Your Community: Finding “hidden treasures” to read this fall and winter

Autumn is the perfect time to curl up with a great book, or a whole stack of them. And Johnson County Library staff is busy searching out new releases that may not yet be on Top 10 lists but are definitely worth a read.

“I’m looking for those hidden treasures,” says Gregg Winsor, Johnson County Readers’ Advisory Librarian, who is always on the hunt for literary gems. “I really want to see those mid-list titles that maybe are overlooked by the best seller lists but really deserve that attention.”

Winsor, a self-described “book concierge and word nerd” is based at Central Resource Library. He facilitates the Readers’ Advisory Group, which includes nine other employees who work with the Library branch book clubs. Together they keep their fingers on the pulse of the community, learning about what people want to read and discovering publications to appeal throughout the library system.

“It’s a wonderful, challenging job,” Winsor says, “because Johnson County Library users don’t just gravitate to the next big blockbuster. They are smart, curious, and interested in all sorts of genres. They are extremely adventurous…we want to make sure to feed that love, that desire.”

Summer may be a time for fluffy romances or beach mysteries. For the fall/winter season, Winsor says he’s looking for fiction that’s well-written, has compelling characters and is “dark and discussable.”

Choices abound. Ever since Gillian Flynn’s “Gone Girl” was published in 2012, a big trend in new releases is “noir” psychological thrillers and dramas. Of course, with the 2020 presidential election season underway, many readers will be diving into non-fiction political tomes. But Winsor is drawn to fiction, as a welcome escape from current events.

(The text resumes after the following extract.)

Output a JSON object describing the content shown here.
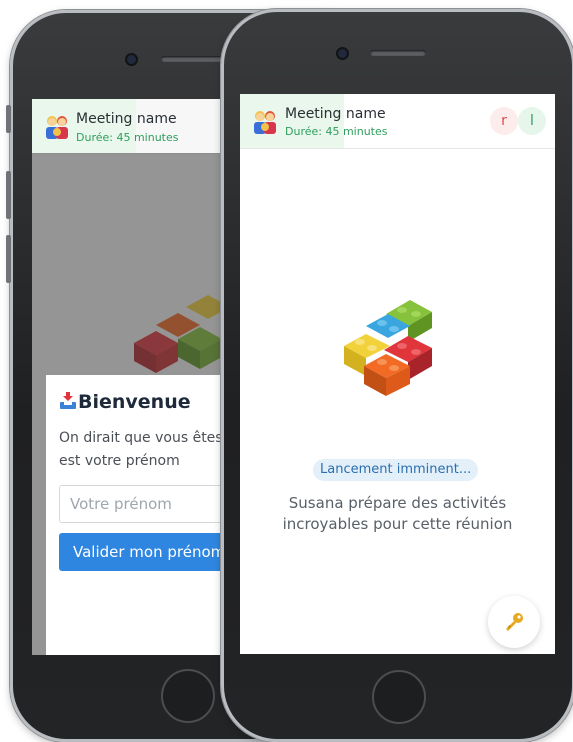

“The Library needs to be a respite from a very busy, overwhelming world out there,” said Winsor, who lives in Overland Park and is the father of two sons. “We want to be an oasis for people.” He also appreciates fiction as a portal for readers to experience the vast universe, both real and imagined. “In my view,” he said, “leisure reading is important because it teaches you how to be human.”

Five Good Reads to have on your radar for fall and winter:

  • “My Dark Vanessa,” by Kate Elizabeth Russell, who has a creative writing PhD from KU. It’s a type of “Lolita,” told from the young woman’s perspective, particularly relevant in the #MeToo era. It’s due out in January.
  • “The Topeka School,” by Ben Lerner, who grew up in Topeka. This family drama explores “the challenge of raising a good son in a culture of toxic masculinity.”
  • “The Starless Sea,” by Erin Morgenstern. This fantasy/romance takes place in a secret underground world.
  • “Nothing to See Here,” by Kevin Wilson. Winsor says this is a delightfully quirky novel about a dysfunctional family that will appeal to readers who like David Sedaris or Augusten Burroughs.
  • “Dominicana,” by Angie Cruz. Just released historical fiction about a woman from the Dominican Republic growing up in the fascinating world of New York City in the 1960s.

For more helpful staff reviews and suggestions, visit

Johnson County Library – Nurturing the Community’s Collective Wisdom